Managing the Ego by Balancing Humility and Pride in the Search for Meaning in Life
The Latin term for self is ego. We each perform a 24/7 assessment of our lives: every event, act, and competition. We compare where current performances stand with personal perceptions. Innocent at first, within time, this process becomes self fulfilling. We see what we choose to see. Numerous ego defense mechanisms are employed to maintain this personal illusion. Ego is not based on the reality of what others witness, but, rather on what we have chosen to believe. In our search for meaning in life, managing our ego is paramount in the balance between humility and pride.
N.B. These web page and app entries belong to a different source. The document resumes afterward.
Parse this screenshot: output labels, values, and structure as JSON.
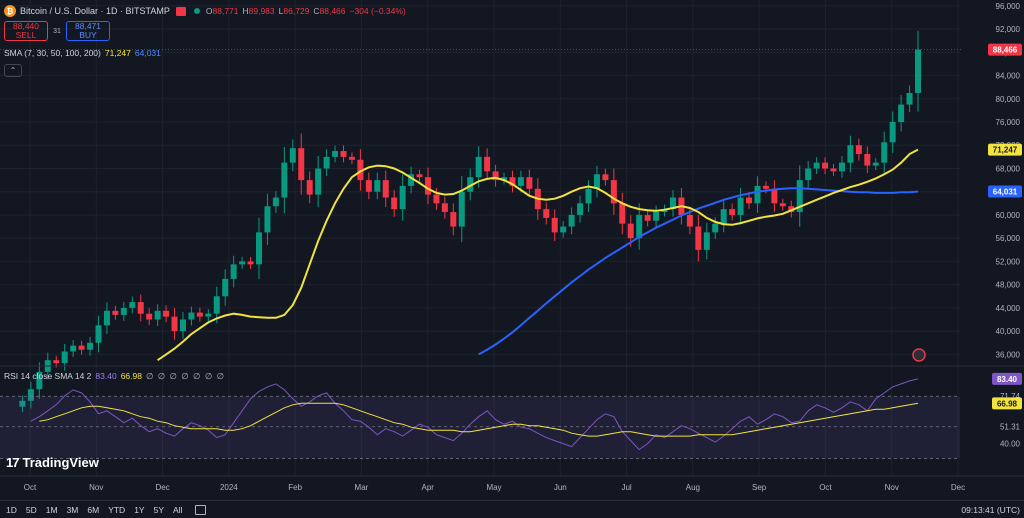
{
  "header": {
    "coin_glyph": "₿",
    "symbol_title": "Bitcoin / U.S. Dollar · 1D · BITSTAMP",
    "ohlc": [
      {
        "k": "O",
        "v": "88,771"
      },
      {
        "k": "H",
        "v": "89,983"
      },
      {
        "k": "L",
        "v": "86,729"
      },
      {
        "k": "C",
        "v": "88,466"
      },
      {
        "k": "",
        "v": "−304 (−0.34%)"
      }
    ]
  },
  "trade": {
    "sell_price": "88,440",
    "sell_label": "SELL",
    "spread": "31",
    "buy_price": "88,471",
    "buy_label": "BUY"
  },
  "sma_legend": {
    "label": "SMA (7, 30, 50, 100, 200)",
    "value_1": "71,247",
    "value_2": "64,031"
  },
  "collapse_glyph": "⌃",
  "rsi_legend": {
    "label": "RSI 14 close SMA 14 2",
    "value_1": "83.40",
    "value_2": "66.98",
    "empty_values": "∅ ∅ ∅ ∅ ∅ ∅ ∅"
  },
  "logo": {
    "mark": "17",
    "text": "TradingView"
  },
  "price_axis": [
    "96,000",
    "92,000",
    "88,000",
    "84,000",
    "80,000",
    "76,000",
    "72,000",
    "68,000",
    "64,000",
    "60,000",
    "56,000",
    "52,000",
    "48,000",
    "44,000",
    "40,000",
    "36,000"
  ],
  "price_badges": {
    "last": "88,466",
    "sma_yellow": "71,247",
    "sma_blue": "64,031"
  },
  "rsi_axis": [
    "71.74",
    "51.31",
    "40.00"
  ],
  "rsi_badges": {
    "rsi": "83.40",
    "sma": "66.98"
  },
  "time_axis": [
    "Oct",
    "Nov",
    "Dec",
    "2024",
    "Feb",
    "Mar",
    "Apr",
    "May",
    "Jun",
    "Jul",
    "Aug",
    "Sep",
    "Oct",
    "Nov",
    "Dec"
  ],
  "ranges": [
    "1D",
    "5D",
    "1M",
    "3M",
    "6M",
    "YTD",
    "1Y",
    "5Y",
    "All"
  ],
  "clock": "09:13:41 (UTC)",
  "colors": {
    "bg": "#131722",
    "up": "#089981",
    "down": "#f23645",
    "sma_yellow": "#f2e33e",
    "sma_blue": "#2962ff",
    "rsi": "#7e57c2"
  },
  "chart_data": {
    "type": "candlestick",
    "price_range": [
      34000,
      97000
    ],
    "x_months": [
      "Oct",
      "Nov",
      "Dec",
      "2024",
      "Feb",
      "Mar",
      "Apr",
      "May",
      "Jun",
      "Jul",
      "Aug",
      "Sep",
      "Oct",
      "Nov",
      "Dec"
    ],
    "close_path": [
      27000,
      28000,
      30000,
      33000,
      35000,
      34500,
      36500,
      37500,
      36800,
      38000,
      41000,
      43500,
      42800,
      44000,
      45000,
      43000,
      42000,
      43500,
      42500,
      40000,
      42000,
      43200,
      42500,
      43000,
      46000,
      49000,
      51500,
      52000,
      51500,
      57000,
      61500,
      63000,
      69000,
      71500,
      66000,
      63500,
      68000,
      70000,
      71000,
      70000,
      69500,
      66000,
      64000,
      66000,
      63000,
      61000,
      65000,
      67000,
      66500,
      63500,
      62000,
      60500,
      58000,
      64000,
      66500,
      70000,
      67500,
      66000,
      66500,
      65000,
      66500,
      64500,
      61000,
      59500,
      57000,
      58000,
      60000,
      62000,
      64500,
      67000,
      66000,
      62000,
      58500,
      56000,
      60000,
      59000,
      60500,
      61000,
      63000,
      60000,
      58000,
      54000,
      57000,
      58500,
      61000,
      60000,
      63000,
      62000,
      65000,
      64500,
      62000,
      61500,
      60500,
      66000,
      68000,
      69000,
      68000,
      67500,
      69000,
      72000,
      70500,
      68500,
      69000,
      72500,
      76000,
      79000,
      81000,
      88466
    ],
    "sma_yellow": [
      null,
      null,
      null,
      null,
      null,
      null,
      null,
      null,
      null,
      null,
      35000,
      36000,
      37000,
      38200,
      39500,
      40500,
      41500,
      42200,
      42700,
      43000,
      42800,
      42500,
      42400,
      42300,
      42300,
      42800,
      44500,
      47500,
      51500,
      55500,
      59000,
      62000,
      64500,
      66500,
      67500,
      68200,
      68500,
      68400,
      68000,
      67300,
      66400,
      65500,
      64500,
      63800,
      63500,
      63600,
      64200,
      65000,
      65800,
      66200,
      66400,
      66000,
      65300,
      64300,
      63300,
      62800,
      62600,
      62800,
      63300,
      64000,
      64600,
      64900,
      64600,
      63800,
      62800,
      62000,
      61400,
      61000,
      60800,
      60700,
      60900,
      61200,
      61500,
      61200,
      60500,
      59500,
      58800,
      58400,
      58300,
      58600,
      59000,
      59400,
      59700,
      59900,
      60200,
      60800,
      61400,
      62000,
      62600,
      63200,
      63800,
      64300,
      64800,
      65200,
      65700,
      66300,
      67000,
      67800,
      69000,
      70500,
      71247
    ],
    "sma_blue": [
      null,
      null,
      null,
      null,
      null,
      null,
      null,
      null,
      null,
      null,
      null,
      null,
      null,
      null,
      null,
      null,
      null,
      null,
      null,
      null,
      null,
      null,
      null,
      null,
      null,
      null,
      null,
      null,
      null,
      null,
      null,
      null,
      null,
      null,
      null,
      36000,
      36800,
      37700,
      38700,
      39800,
      41000,
      42300,
      43500,
      44800,
      46000,
      47200,
      48400,
      49500,
      50600,
      51600,
      52600,
      53500,
      54400,
      55300,
      56200,
      57000,
      57800,
      58500,
      59200,
      59900,
      60500,
      61100,
      61600,
      62100,
      62600,
      63000,
      63400,
      63700,
      64000,
      64200,
      64400,
      64500,
      64600,
      64600,
      64500,
      64400,
      64300,
      64200,
      64100,
      64000,
      63900,
      63900,
      63800,
      63800,
      63800,
      63900,
      63900,
      64031
    ],
    "rsi": [
      55,
      58,
      62,
      66,
      72,
      76,
      74,
      68,
      60,
      62,
      58,
      54,
      57,
      52,
      48,
      50,
      47,
      45,
      50,
      54,
      52,
      49,
      44,
      46,
      54,
      62,
      70,
      75,
      78,
      80,
      76,
      70,
      65,
      68,
      72,
      74,
      67,
      62,
      56,
      55,
      51,
      46,
      50,
      48,
      45,
      49,
      53,
      51,
      46,
      44,
      42,
      47,
      53,
      58,
      62,
      56,
      53,
      55,
      51,
      50,
      47,
      44,
      42,
      40,
      38,
      44,
      50,
      56,
      60,
      58,
      48,
      42,
      36,
      40,
      46,
      44,
      48,
      52,
      50,
      47,
      44,
      41,
      45,
      50,
      55,
      58,
      53,
      56,
      60,
      58,
      54,
      55,
      62,
      66,
      64,
      61,
      64,
      68,
      66,
      62,
      70,
      74,
      78,
      80,
      82,
      83.4
    ],
    "rsi_sma": [
      55,
      56,
      58,
      60,
      62,
      64,
      65,
      65,
      64,
      63,
      62,
      60,
      58,
      57,
      55,
      54,
      52,
      51,
      50,
      50,
      50,
      50,
      49,
      49,
      50,
      52,
      55,
      58,
      61,
      64,
      66,
      67,
      67,
      67,
      67,
      67,
      66,
      64,
      62,
      60,
      58,
      56,
      54,
      53,
      51,
      50,
      49,
      49,
      49,
      49,
      48,
      48,
      49,
      50,
      51,
      52,
      53,
      53,
      52,
      52,
      51,
      50,
      49,
      47,
      46,
      45,
      45,
      46,
      47,
      48,
      48,
      47,
      46,
      45,
      45,
      45,
      45,
      45,
      46,
      46,
      46,
      46,
      46,
      47,
      48,
      49,
      50,
      51,
      52,
      53,
      54,
      55,
      56,
      57,
      58,
      59,
      60,
      61,
      62,
      63,
      63,
      64,
      65,
      66,
      66.98
    ],
    "rsi_levels": [
      71.74,
      51.31,
      40
    ]
  }
}
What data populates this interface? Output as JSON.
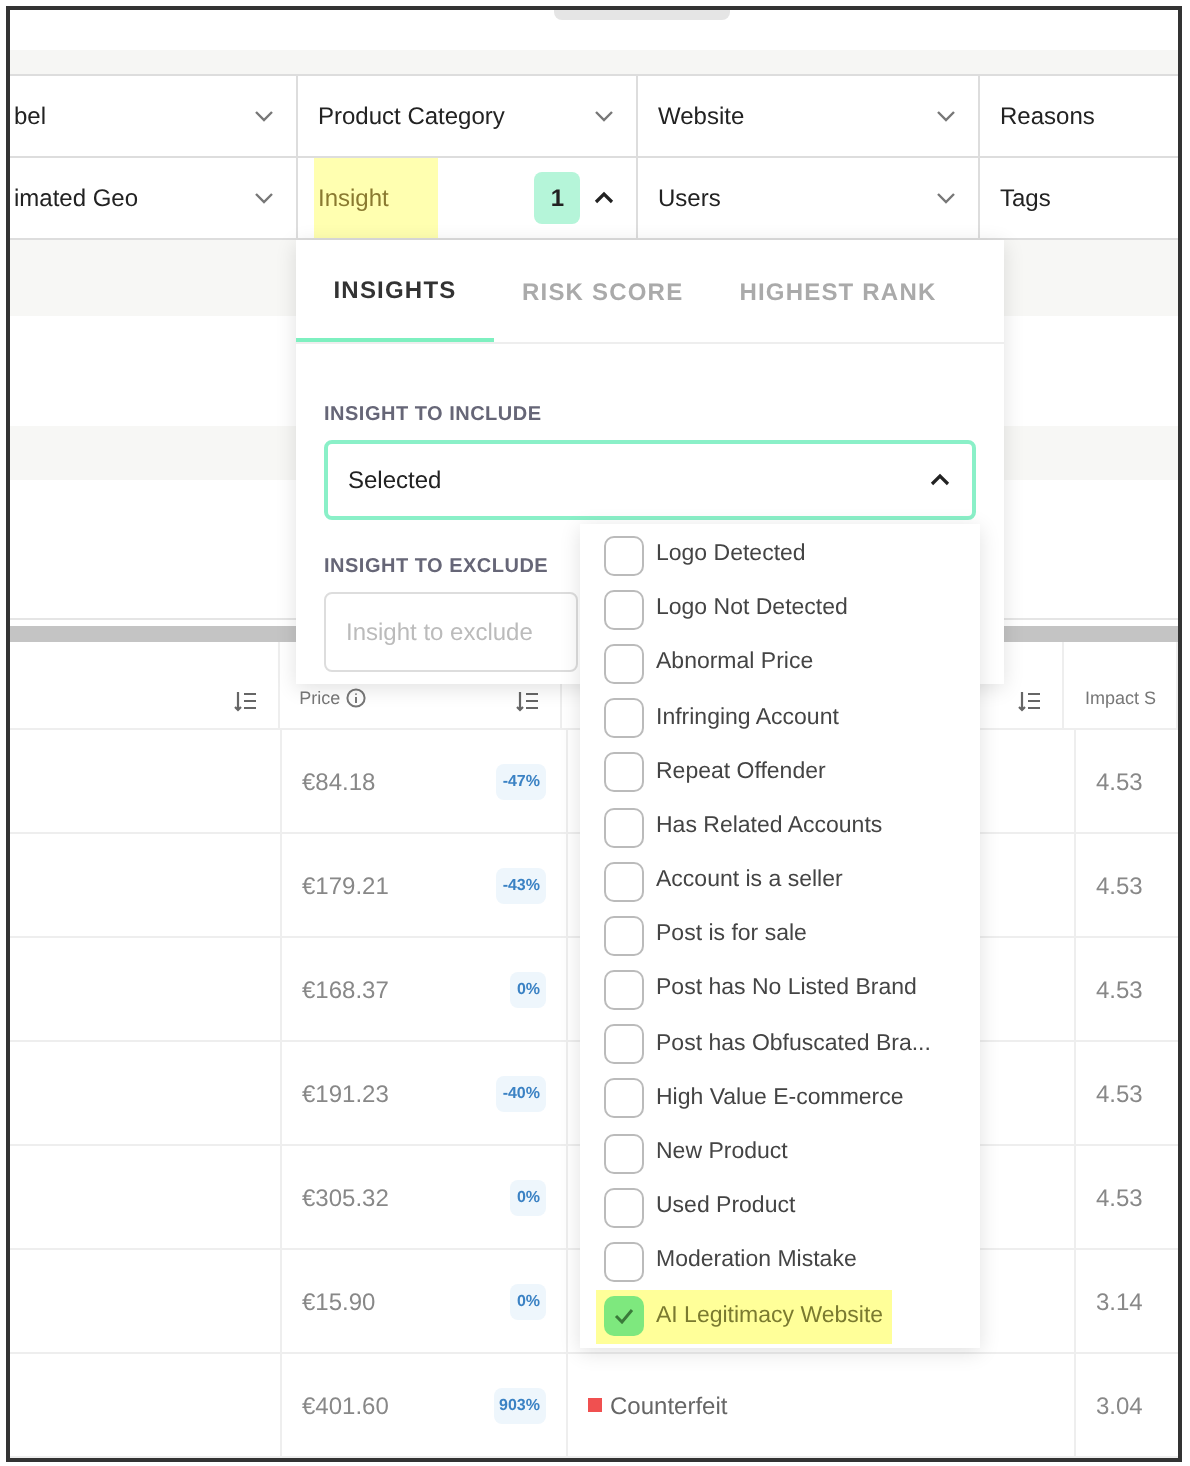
{
  "filter_rows": [
    [
      {
        "label": "bel",
        "kind": "dropdown",
        "expanded": false,
        "highlighted": false
      },
      {
        "label": "Product Category",
        "kind": "dropdown",
        "expanded": false,
        "highlighted": false
      },
      {
        "label": "Website",
        "kind": "dropdown",
        "expanded": false,
        "highlighted": false
      },
      {
        "label": "Reasons",
        "kind": "plain",
        "highlighted": false
      }
    ],
    [
      {
        "label": "imated Geo",
        "kind": "dropdown",
        "expanded": false,
        "highlighted": false
      },
      {
        "label": "Insight",
        "kind": "dropdown",
        "expanded": true,
        "highlighted": true,
        "count": "1"
      },
      {
        "label": "Users",
        "kind": "dropdown",
        "expanded": false,
        "highlighted": false
      },
      {
        "label": "Tags",
        "kind": "plain",
        "highlighted": false
      }
    ]
  ],
  "popover": {
    "tabs": [
      {
        "label": "INSIGHTS",
        "selected": true
      },
      {
        "label": "RISK SCORE",
        "selected": false
      },
      {
        "label": "HIGHEST RANK",
        "selected": false
      }
    ],
    "include_label": "INSIGHT TO INCLUDE",
    "include_value": "Selected",
    "include_expanded": true,
    "exclude_label": "INSIGHT TO EXCLUDE",
    "exclude_placeholder": "Insight to exclude",
    "options": [
      {
        "label": "Logo Detected",
        "checked": false
      },
      {
        "label": "Logo Not Detected",
        "checked": false
      },
      {
        "label": "Abnormal Price",
        "checked": false
      },
      {
        "label": "Infringing Account",
        "checked": false
      },
      {
        "label": "Repeat Offender",
        "checked": false
      },
      {
        "label": "Has Related Accounts",
        "checked": false
      },
      {
        "label": "Account is a seller",
        "checked": false
      },
      {
        "label": "Post is for sale",
        "checked": false
      },
      {
        "label": "Post has No Listed Brand",
        "checked": false
      },
      {
        "label": "Post has Obfuscated Bra...",
        "checked": false
      },
      {
        "label": "High Value E-commerce",
        "checked": false
      },
      {
        "label": "New Product",
        "checked": false
      },
      {
        "label": "Used Product",
        "checked": false
      },
      {
        "label": "Moderation Mistake",
        "checked": false
      },
      {
        "label": "AI Legitimacy Website",
        "checked": true
      }
    ]
  },
  "table": {
    "columns": [
      {
        "sortable": true
      },
      {
        "label": "Price",
        "info": true,
        "sortable": true
      },
      {
        "sortable": true
      },
      {
        "label": "Impact S",
        "sortable": false
      }
    ],
    "rows": [
      {
        "price": "€84.18",
        "change": "-47%",
        "impact": "4.53"
      },
      {
        "price": "€179.21",
        "change": "-43%",
        "impact": "4.53"
      },
      {
        "price": "€168.37",
        "change": "0%",
        "impact": "4.53"
      },
      {
        "price": "€191.23",
        "change": "-40%",
        "impact": "4.53"
      },
      {
        "price": "€305.32",
        "change": "0%",
        "impact": "4.53"
      },
      {
        "price": "€15.90",
        "change": "0%",
        "impact": "3.14"
      },
      {
        "price": "€401.60",
        "change": "903%",
        "category": "Counterfeit",
        "impact": "3.04"
      }
    ]
  }
}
Operating from a position of vanity, envy, greed, and gluttony, the ego is often unaware of the significance others play in personal success. The ego is the protector of self esteem and its purpose is to preserve and advance the individual, and so acknowledging the success of others is counterproductive. Confidence comes from competence in measurable skill attainment. Self-esteem is developed from personal opinions and emotions based upon the feedback of others. Because it is emotionally based, self esteem is variable and unpredictable. The ego regulates self esteem. Logic and healthy feedback generate confidence.
So where to pride and humility factor into this passion play of searching for meaning in life? Many are born into circumstances that foster humility, if not demand it. Others’ situations establish and perpetuate pride. There is nothing wrong with either, and they are not mutually exclusive. Extreme pride or vanity is unhealthy as is false humility or hypocrisy; both can be debilitating.
Success generates self-confidence and pride.
Success generates self-confidence and pride. The degree of success we enjoy is defined by our ego. Too little pride leads to weakness, discouragement, and depression. Excessive pride leads to vanity, dominance, and cruelty. Ego-driven pride denies the existence of others, as well as the need for assistance from others. Healthy proper pride is born from competence and is what sustains us and supports us in times of difficulty. It also motivates us to succeed and excel. Triggered by fear, unhealthy pride is vanity, arrogance, dominance, and cruelty.
Alongside pride is humility. In today’s complex society, competition is the source of additional challenges to humility because of the nature of winning versus losing. Humility, like pride, is a variable condition. Excessive humility is often perceived as weakness and this assumption can lead to discouragement. Conversely, lack of humility leads to unguarded pride and arrogance. Humility is the great regulator of pride. Humility is a healthy acceptance of personal strengths and weaknesses. It is an awareness of the significance of others in the successes of life. Healthy humility leads to forgiveness and service. As such, humility is in direct competition with the ego that wants to dominate others. Establishing and maintaining a balance between humility and pride is no small task, but this is what is needed to master the ego. Humility is also an elusive condition. Take hypocrisy, for example, when we find ourselves saying the socially correct thing but in reality we are faking it; this is false humility and weakness. Achievement and accomplishments naturally lead to confidence and pride. Integrity provides needed balance as we learn to recognize personal hypocrisy as well as acknowledging and showing appreciation to all who facilitated our success.
Healthy pride accepts conditions as they are, seeks for improvement, and acknowledges personal limitations. Coupled with healthy humility, healthy pride leads to the motivation to improve self, and to aid in the advancement of others. Identifying this dynamic relationship between pride and humility, assessing our personal condition, and learning to regulate it is indeed the pursuit we desire in finding meaning in life.
Originally posted on September 16, 2011 on www.childofvirtue.blogspot.com